● **Problem**
Return, word for word, every line starting at the line with "Read all visible content and emit it as JSON." and ending at the final line of the entries; skip the pictures.

::::::::::

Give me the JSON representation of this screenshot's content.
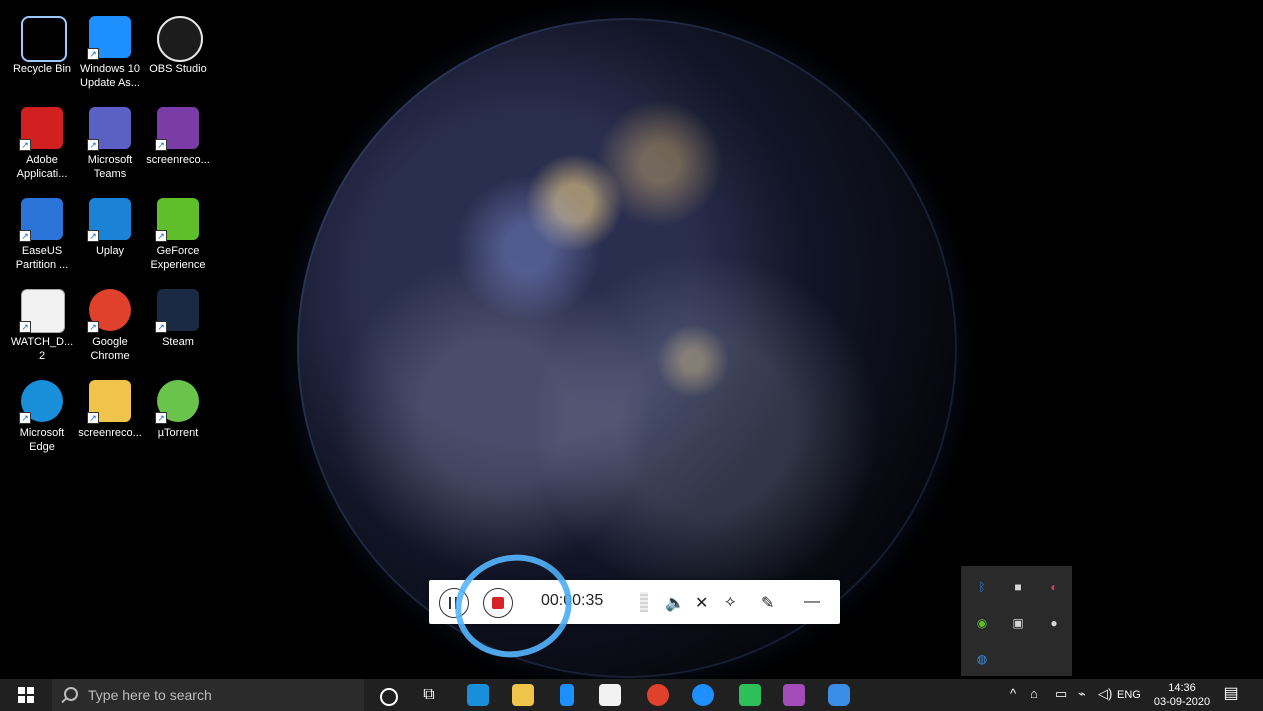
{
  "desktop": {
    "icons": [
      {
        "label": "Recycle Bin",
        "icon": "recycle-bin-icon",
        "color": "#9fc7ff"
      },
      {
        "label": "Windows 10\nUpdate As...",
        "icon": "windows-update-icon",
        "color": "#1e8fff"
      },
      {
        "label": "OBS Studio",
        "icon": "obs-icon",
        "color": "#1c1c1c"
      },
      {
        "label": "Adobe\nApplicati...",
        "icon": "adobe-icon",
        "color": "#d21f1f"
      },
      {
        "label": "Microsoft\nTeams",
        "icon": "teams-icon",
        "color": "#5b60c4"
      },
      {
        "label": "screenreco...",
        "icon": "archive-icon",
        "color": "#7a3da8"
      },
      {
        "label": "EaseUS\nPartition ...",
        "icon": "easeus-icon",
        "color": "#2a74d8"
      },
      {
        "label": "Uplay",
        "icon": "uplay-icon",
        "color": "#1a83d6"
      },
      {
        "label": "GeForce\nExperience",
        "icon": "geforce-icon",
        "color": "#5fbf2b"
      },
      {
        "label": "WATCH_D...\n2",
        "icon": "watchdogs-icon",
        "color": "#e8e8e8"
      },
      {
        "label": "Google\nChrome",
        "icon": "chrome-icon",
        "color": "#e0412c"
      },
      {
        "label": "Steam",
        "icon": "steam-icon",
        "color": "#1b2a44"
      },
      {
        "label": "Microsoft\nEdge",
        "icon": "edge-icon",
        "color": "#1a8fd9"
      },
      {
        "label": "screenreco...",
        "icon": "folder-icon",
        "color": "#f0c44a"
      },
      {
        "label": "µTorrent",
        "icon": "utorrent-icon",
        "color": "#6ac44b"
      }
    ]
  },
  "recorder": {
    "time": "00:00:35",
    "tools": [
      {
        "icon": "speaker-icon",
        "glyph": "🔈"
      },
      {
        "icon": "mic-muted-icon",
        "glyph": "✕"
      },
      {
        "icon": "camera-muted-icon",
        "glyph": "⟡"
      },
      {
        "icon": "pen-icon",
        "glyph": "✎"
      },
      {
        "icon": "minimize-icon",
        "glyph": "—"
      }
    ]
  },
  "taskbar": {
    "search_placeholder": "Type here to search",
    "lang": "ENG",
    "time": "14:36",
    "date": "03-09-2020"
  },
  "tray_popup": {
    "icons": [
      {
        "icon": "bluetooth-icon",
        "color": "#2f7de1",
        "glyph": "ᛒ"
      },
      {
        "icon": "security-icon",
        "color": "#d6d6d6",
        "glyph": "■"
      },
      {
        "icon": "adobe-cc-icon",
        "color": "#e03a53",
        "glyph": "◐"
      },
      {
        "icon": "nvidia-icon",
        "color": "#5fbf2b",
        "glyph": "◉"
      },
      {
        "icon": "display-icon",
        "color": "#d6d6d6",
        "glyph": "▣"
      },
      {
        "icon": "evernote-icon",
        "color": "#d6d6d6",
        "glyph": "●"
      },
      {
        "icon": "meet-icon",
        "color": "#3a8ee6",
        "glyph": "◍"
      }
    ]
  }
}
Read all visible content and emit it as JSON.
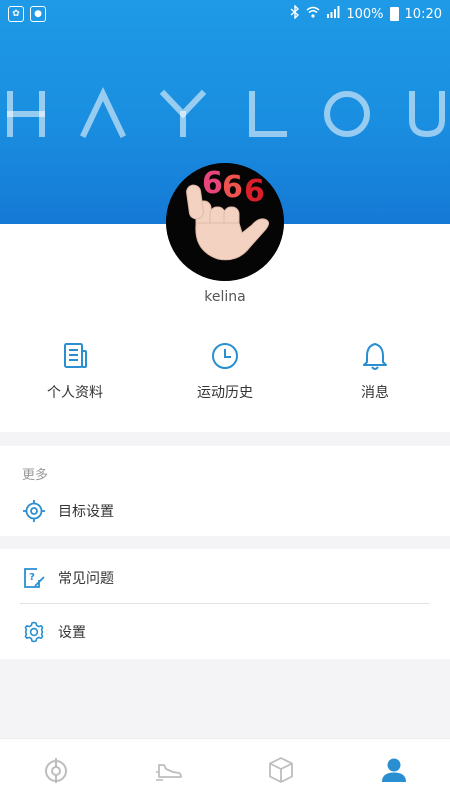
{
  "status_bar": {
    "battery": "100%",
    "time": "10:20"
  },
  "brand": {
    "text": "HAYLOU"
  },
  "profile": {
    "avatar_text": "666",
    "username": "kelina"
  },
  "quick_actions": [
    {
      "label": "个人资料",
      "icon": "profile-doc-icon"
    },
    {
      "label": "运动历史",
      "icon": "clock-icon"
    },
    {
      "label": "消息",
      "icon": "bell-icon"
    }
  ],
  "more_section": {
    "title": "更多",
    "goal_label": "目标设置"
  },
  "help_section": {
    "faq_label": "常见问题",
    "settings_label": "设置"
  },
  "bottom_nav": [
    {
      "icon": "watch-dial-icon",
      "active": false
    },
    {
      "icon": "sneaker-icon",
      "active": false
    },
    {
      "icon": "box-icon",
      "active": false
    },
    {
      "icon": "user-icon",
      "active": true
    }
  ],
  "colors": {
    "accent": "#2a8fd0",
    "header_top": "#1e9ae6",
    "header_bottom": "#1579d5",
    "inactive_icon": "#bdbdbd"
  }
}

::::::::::

● **Solved problem**
Read all visible content and emit it as JSON.
{
  "status_bar": {
    "battery": "100%",
    "time": "10:20"
  },
  "brand": {
    "text": "HAYLOU"
  },
  "profile": {
    "avatar_text": "666",
    "username": "kelina"
  },
  "quick_actions": [
    {
      "label": "个人资料",
      "icon": "profile-doc-icon"
    },
    {
      "label": "运动历史",
      "icon": "clock-icon"
    },
    {
      "label": "消息",
      "icon": "bell-icon"
    }
  ],
  "more_section": {
    "title": "更多",
    "goal_label": "目标设置"
  },
  "help_section": {
    "faq_label": "常见问题",
    "settings_label": "设置"
  },
  "bottom_nav": [
    {
      "icon": "watch-dial-icon",
      "active": false
    },
    {
      "icon": "sneaker-icon",
      "active": false
    },
    {
      "icon": "box-icon",
      "active": false
    },
    {
      "icon": "user-icon",
      "active": true
    }
  ],
  "colors": {
    "accent": "#2a8fd0",
    "header_top": "#1e9ae6",
    "header_bottom": "#1579d5",
    "inactive_icon": "#bdbdbd"
  }
}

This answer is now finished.